This post is sponsored by Steve Wallen Swim School, but all opinions are my own.
When Isla was first diagnosed with autism, we had many different conversations with doctors, therapist and teachers (and almost everyone in between) about how to proceed. The one thing everyone suggested over and over were sensory activities. This frustrated me to no end, because I thought we were supposed to be focusing on autism. Why was no one addressing the autism?? Why was everyone always so busy talking about sensory input? Well, it turns out that for most, striking a balance with the right combination of sensory input and output is key to regulating autism.
Before I explain further, I do want to add that I am no expert, just a mom who has found success in these things for my daughter. Each person with autism experiences things differently and while I’m painting broad brush strokes, these things are generally true, including in Isla’s case.
What Is The Sensory System?
The more I learned about autism, the more I learned that the sensory system is vital to success. The sensory system is how your body processes all of the sights, sounds, smells, tastes and feelings you experience throughout the day. For most people with autism, their body processes senses more intensely.
A neurotypical person may hear the low hum of the refrigerator in the background, but it doesn’t prevent them from concentrating on an important project. They might be able to handle a crowded store during the holidays, loud music in the car, a scratchy wool sweater, being hugged or bright fluorescent lights. These are overly simplified examples, but for people with autism, these things can often lead to an overload of the senses, which prevents them from being able to cope and leads to sensory overload.
I like to think of your sensory system as a bucket. All of the ways your body experiences a sensory input in your environment is a drop in the bucket. If you experience too many, too quickly, the bucket is going to overflow and have a sensory meltdown. Finding ways to empty the bucket occasionally, through a sensory activity, is how you can maintain a manageable water level and avoid meltdown.
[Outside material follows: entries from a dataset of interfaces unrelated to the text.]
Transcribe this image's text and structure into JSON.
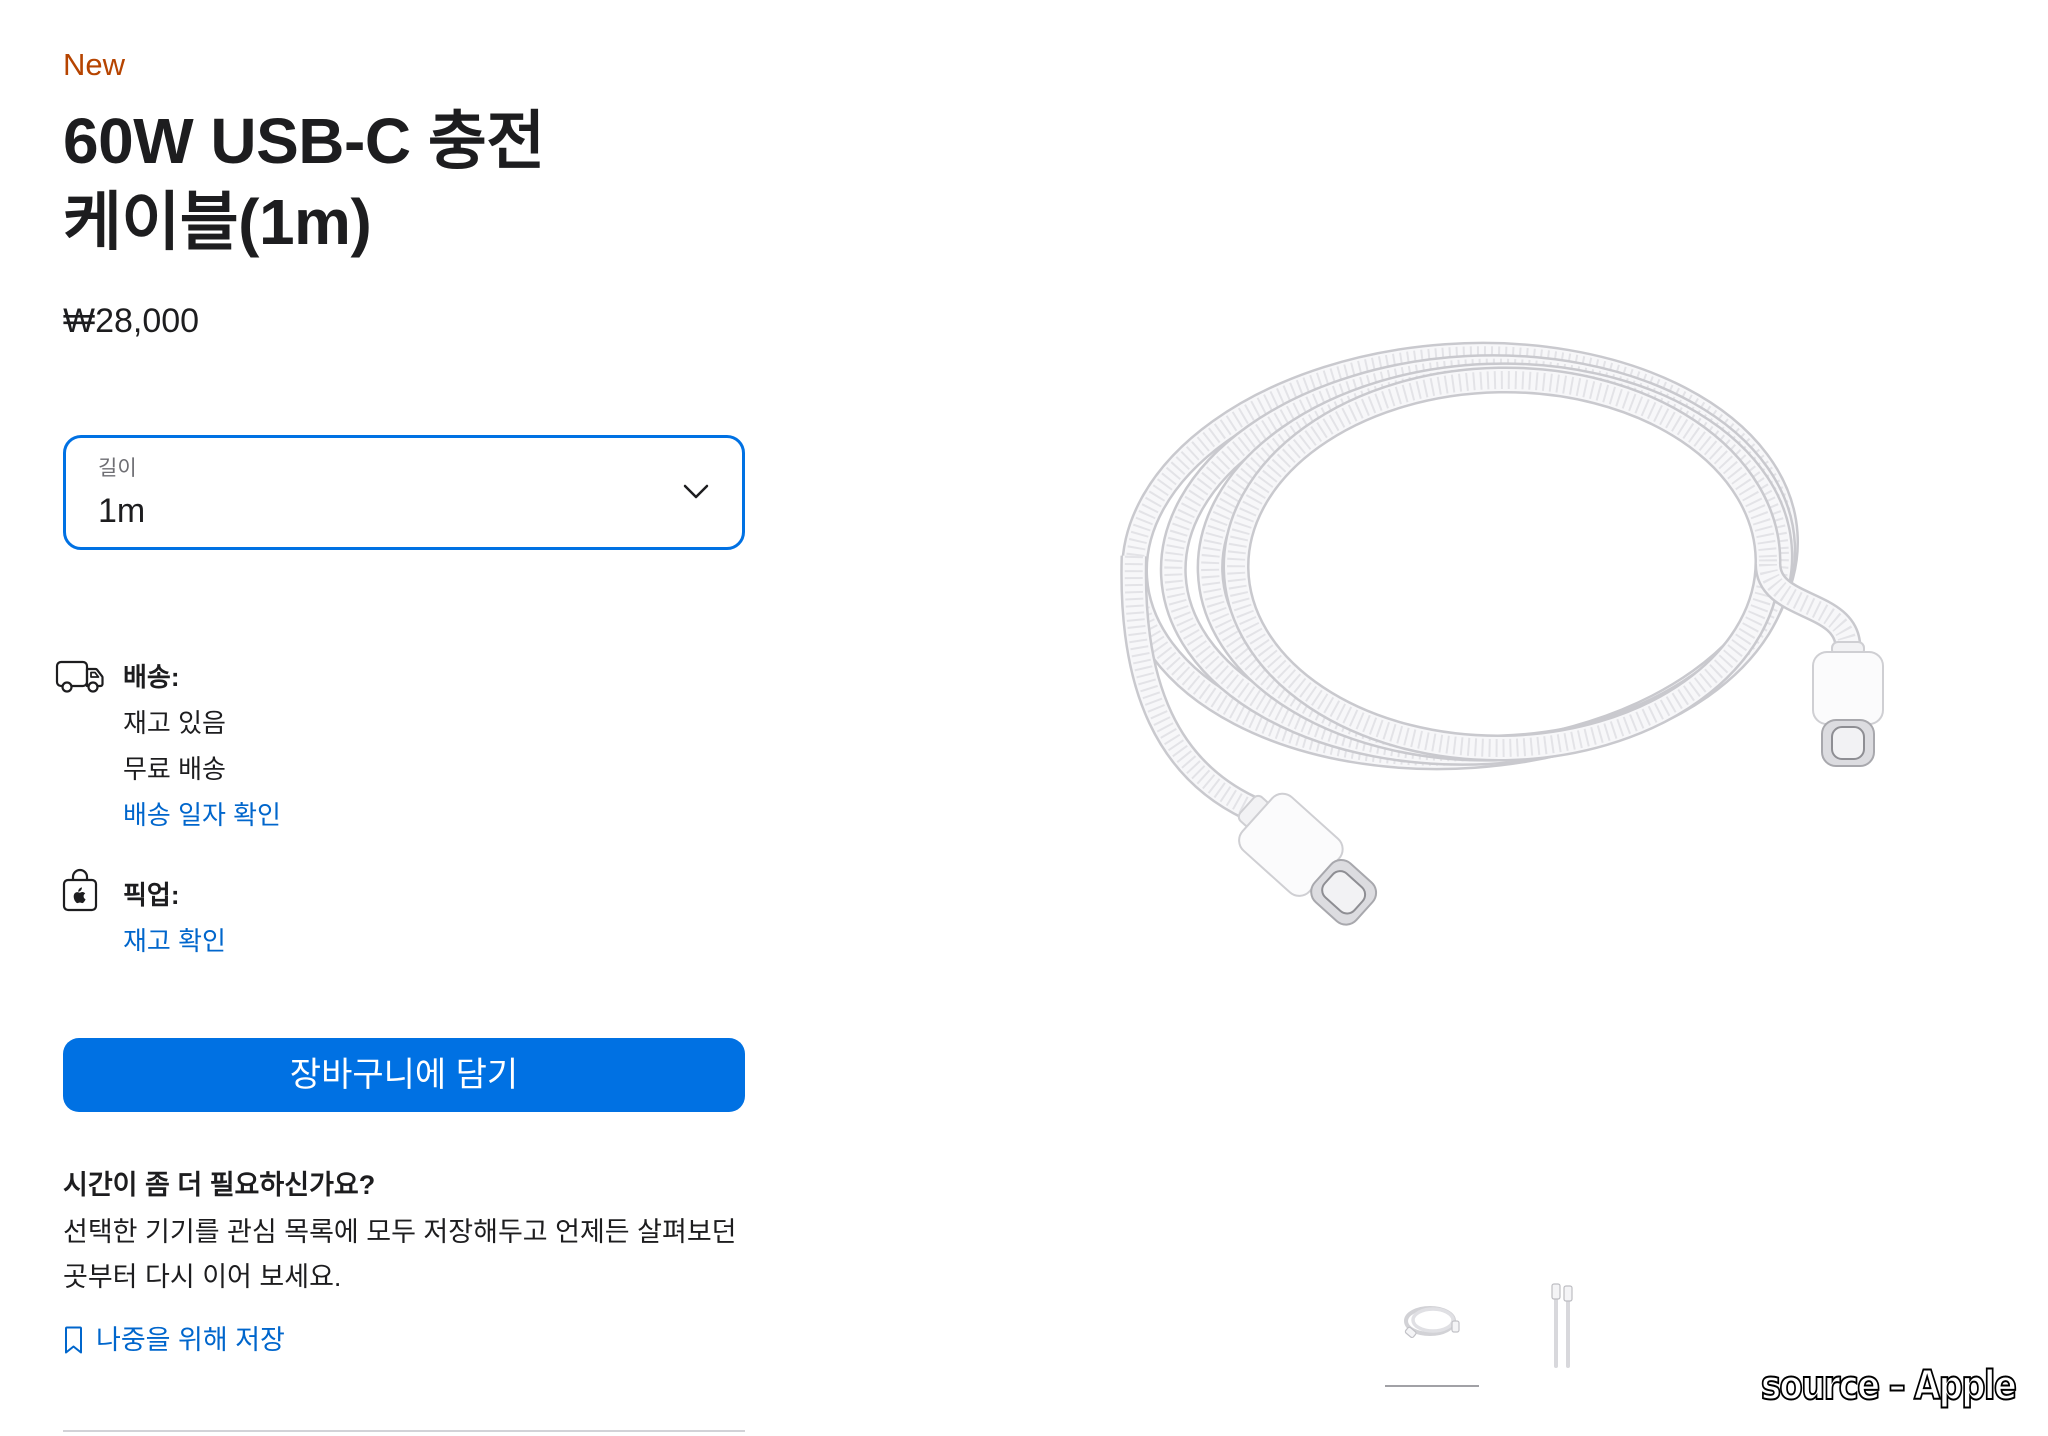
{
  "product": {
    "badge": "New",
    "title_lines": [
      "60W USB-C 충전",
      "케이블(1m)"
    ],
    "price": "₩28,000"
  },
  "length_select": {
    "label": "길이",
    "value": "1m"
  },
  "delivery": {
    "heading": "배송:",
    "stock": "재고 있음",
    "shipping": "무료 배송",
    "link": "배송 일자 확인"
  },
  "pickup": {
    "heading": "픽업:",
    "link": "재고 확인"
  },
  "cart_button": "장바구니에 담기",
  "save_later": {
    "heading": "시간이 좀 더 필요하신가요?",
    "body_lines": [
      "선택한 기기를 관심 목록에 모두 저장해두고 언제든 살펴보던",
      "곳부터 다시 이어 보세요."
    ],
    "link": "나중을 위해 저장"
  },
  "gallery": {
    "thumbnails": [
      {
        "icon": "coiled-cable-thumbnail",
        "selected": true
      },
      {
        "icon": "straight-cables-thumbnail",
        "selected": false
      }
    ]
  },
  "watermark": "source – Apple",
  "icons": {
    "delivery": "truck-icon",
    "pickup": "apple-store-bag-icon",
    "select_arrow": "chevron-down-icon",
    "save": "bookmark-icon"
  },
  "colors": {
    "accent": "#0071e3",
    "link": "#0066cc",
    "badge": "#b64400",
    "text": "#1d1d1f"
  }
}
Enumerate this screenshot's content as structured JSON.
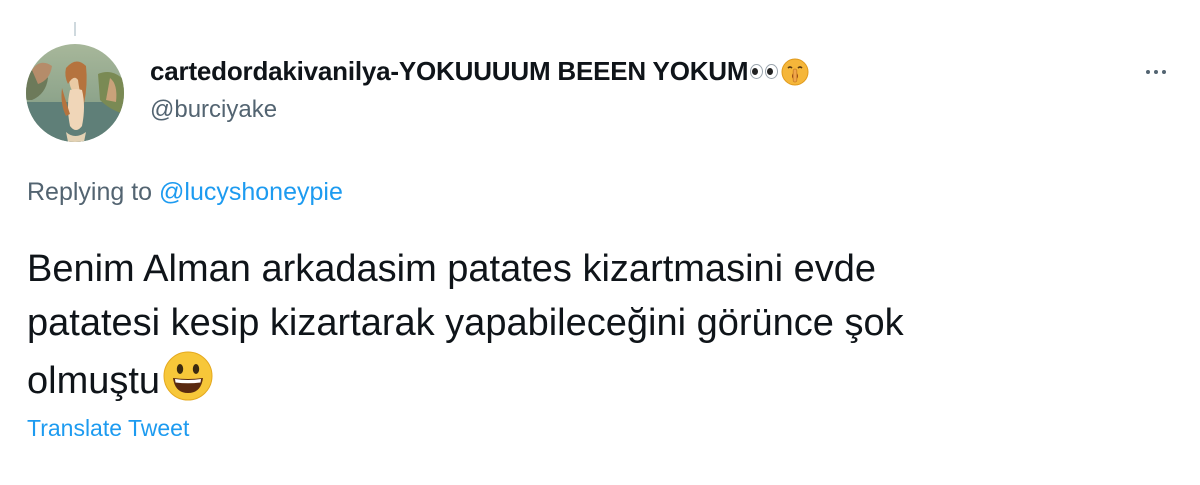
{
  "tweet": {
    "author": {
      "display_name": "cartedordakivanilya-YOKUUUUM BEEEN YOKUM",
      "name_emojis": [
        "eyes-icon",
        "shushing-face-icon"
      ],
      "handle": "@burciyake",
      "avatar": "birth-of-venus-avatar"
    },
    "reply": {
      "prefix": "Replying to",
      "mention": "@lucyshoneypie"
    },
    "text_lines": [
      "Benim Alman arkadasim patates kizartmasini evde",
      "patatesi kesip kizartarak yapabileceğini görünce şok",
      "olmuştu"
    ],
    "text_emoji": "grinning-face-icon",
    "translate_label": "Translate Tweet",
    "more_icon": "more-options-icon"
  },
  "colors": {
    "text": "#0f1419",
    "secondary": "#536471",
    "link": "#1d9bf0",
    "background": "#ffffff"
  }
}
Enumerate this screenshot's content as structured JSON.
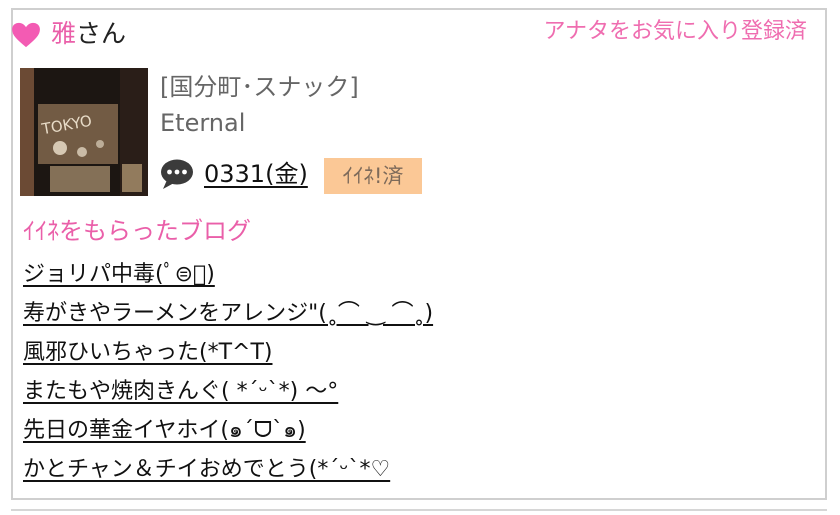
{
  "header": {
    "user_name": "雅",
    "honorific": "さん",
    "favorite_status": "アナタをお気に入り登録済"
  },
  "colors": {
    "accent_pink": "#ea5fa9",
    "badge_bg": "#fbc896"
  },
  "icons": {
    "heart": "heart-icon",
    "chat": "speech-bubble-icon"
  },
  "shop": {
    "area_type": "[国分町･スナック]",
    "name": "Eternal",
    "thumbnail_text": "TOKYO"
  },
  "visit": {
    "date": "0331(金)",
    "iine_badge": "ｲｲﾈ!済"
  },
  "blog": {
    "heading": "ｲｲﾈをもらったブログ",
    "posts": [
      "ジョリパ中毒(ﾟ⊜ﾟ)",
      "寿がきやラーメンをアレンジ\"(˳⌒ ‿ ⌒˳)",
      "風邪ひいちゃった(*T^T)",
      "またもや焼肉きんぐ( *´ᵕ`*) 〜°",
      "先日の華金イヤホイ(๑´ᗜ`๑)",
      "かとチャン＆チイおめでとう(*´ᵕ`*♡"
    ]
  }
}
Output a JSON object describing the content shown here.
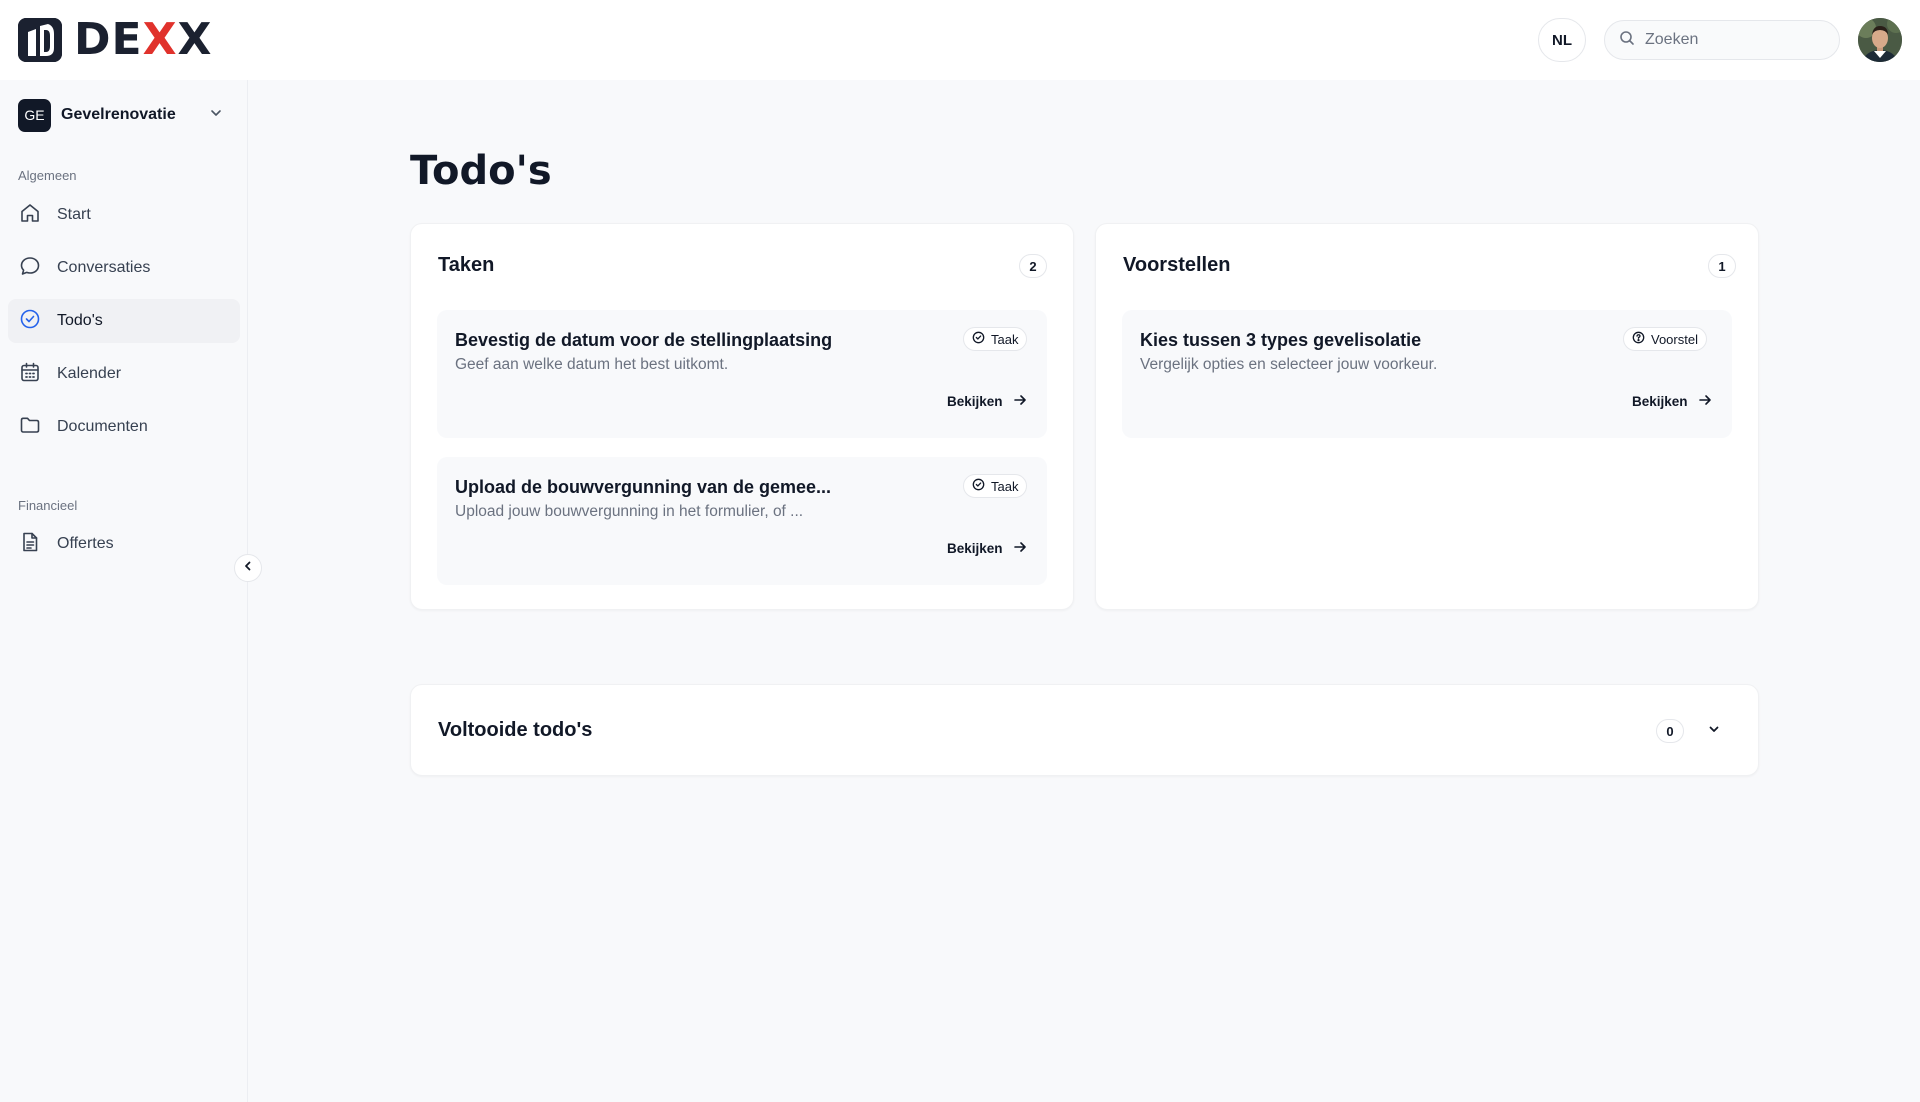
{
  "header": {
    "logo_text_prefix": "DE",
    "logo_text_x1": "X",
    "logo_text_x2": "X",
    "language": "NL",
    "search_placeholder": "Zoeken"
  },
  "sidebar": {
    "project": {
      "badge": "GE",
      "name": "Gevelrenovatie"
    },
    "sections": [
      {
        "label": "Algemeen",
        "items": [
          {
            "label": "Start",
            "icon": "home-icon"
          },
          {
            "label": "Conversaties",
            "icon": "chat-bubble-icon"
          },
          {
            "label": "Todo's",
            "icon": "check-circle-icon",
            "active": true
          },
          {
            "label": "Kalender",
            "icon": "calendar-icon"
          },
          {
            "label": "Documenten",
            "icon": "folder-icon"
          }
        ]
      },
      {
        "label": "Financieel",
        "items": [
          {
            "label": "Offertes",
            "icon": "document-icon"
          }
        ]
      }
    ]
  },
  "main": {
    "title": "Todo's",
    "tasks": {
      "title": "Taken",
      "count": "2",
      "items": [
        {
          "title": "Bevestig de datum voor de stellingplaatsing",
          "description": "Geef aan welke datum het best uitkomt.",
          "tag": "Taak",
          "action": "Bekijken"
        },
        {
          "title": "Upload de bouwvergunning van de gemee...",
          "description": "Upload jouw bouwvergunning in het formulier, of ...",
          "tag": "Taak",
          "action": "Bekijken"
        }
      ]
    },
    "proposals": {
      "title": "Voorstellen",
      "count": "1",
      "items": [
        {
          "title": "Kies tussen 3 types gevelisolatie",
          "description": "Vergelijk opties en selecteer jouw voorkeur.",
          "tag": "Voorstel",
          "action": "Bekijken"
        }
      ]
    },
    "completed": {
      "title": "Voltooide todo's",
      "count": "0"
    }
  },
  "colors": {
    "accent_red": "#e0322c",
    "brand_dark": "#1b2130",
    "active_icon_blue": "#2563eb"
  }
}
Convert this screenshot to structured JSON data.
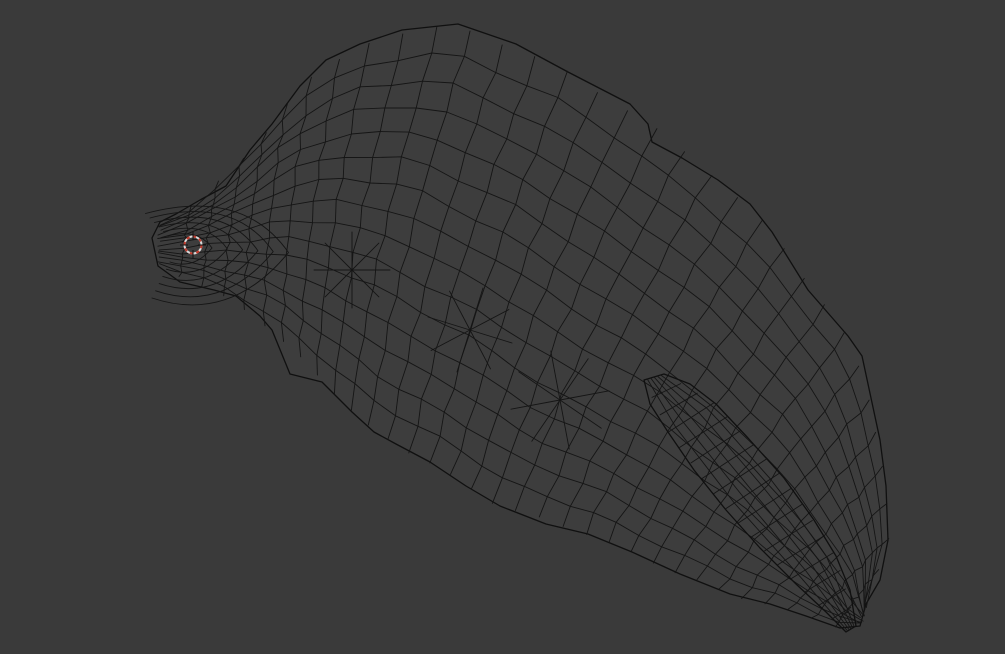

Everyone has a sensory system and can experience sensory overload. The difference is how you are able to cope with it and bounce back. When Isla experiences sensory overload, it often leads to an inability to communicate her needs and frustration with our misguided attempts to help. When she was younger, things would spiral downward quickly and was often unable to recover for the entire day. But, with the help of our amazing ABA therapist, we as parents have become better able to identify her triggers and provide outlets to build up her ability to tolerate sensory input, and she rarely has sensory meltdowns anymore.
Swimming as a Sensory Activity
Maintaining a manageable sensory level is what we do with and for Isla throughout the day. We still manage a majority (I’d say about 50%) of it because she is still young, but the goal is to get her to identify her triggers and be fully capable of doing what she needs to “empty her bucket”.
By far, her most favorite sensory activity is swimming. Water is unbelievably calming, so it’s no wonder. I even recall hearing some age old parenting advice about getting a fussy baby to water, so we definitely haven’t invented anything! The buoyancy, the calming effect, and the weightlessness all combine to make the perfect sensory activity. Even just the sensory feedback of from the large muscle movements (like kicking and scooping your arms) in the water is sensory input enough to calm the body.
We noticed a significant difference in her behavior when she started swimming last summer. On days she swam, her body looked visibly calmer, which translated to her mind being calmer. With a calm, clear mind, she could get her ideas and thoughts out easier, which meant her demands were being met. We saw a dramatic increase in her communication and a decrease in her sensory related tantrums (can I get an amen?!), which meant we could make way to work on bigger skills, like potty training and staying in her own bed all night.
Steve Wallen Swim School
Once we made the connection that swimming was such a great sensory tool, we started researching swim schools. We had tried several in the past, but we felt strongly that we wanted the focus to be on skill building, as well as sensory. Sensory activity aside, water safety is so important, and we wanted our children to go somewhere where they would develop swimming and safety skills simultaneously, rather than just play in the water. We felt that by providing Isla with the foundational skills of swimming, that it could potentially become a tool to regulate her sensory system for the rest of her life.
I loved that Steve Wallen Swim School has instructors who are more specialized in special needs. They didn’t hesitate when I mentioned that Isla has autism and they had several instructors that were qualified to work with her. It has truly been amazing to see how quickly Isla has developed skills. By the second lesson, she was putting her face in the water and swimming independently. I feel like the instructors strike a balance between pushing the students to achieve new skills while still making them feel comfortable.
Steve Wallen Swim School was founded over 40 years ago in the Sacramento area. They have two locations, Roseville and El Dorado Hills, and I honestly can’t say enough good things about them. All of the instructors I’ve observed are highly trained, the office staff is incredibly friendly and accommodating and their facility is top notch. If you are in the area and considering swim lessons for your child, you absolutely need to try Steve Wallen Swim School. You can try the first lesson free and I promise you will be back! You can read more about our full review of Steve Wallen Swim School here.
Swimming is a such a valuable life skill for any child, but for a child with autism, swimming can provide an added set of benefits.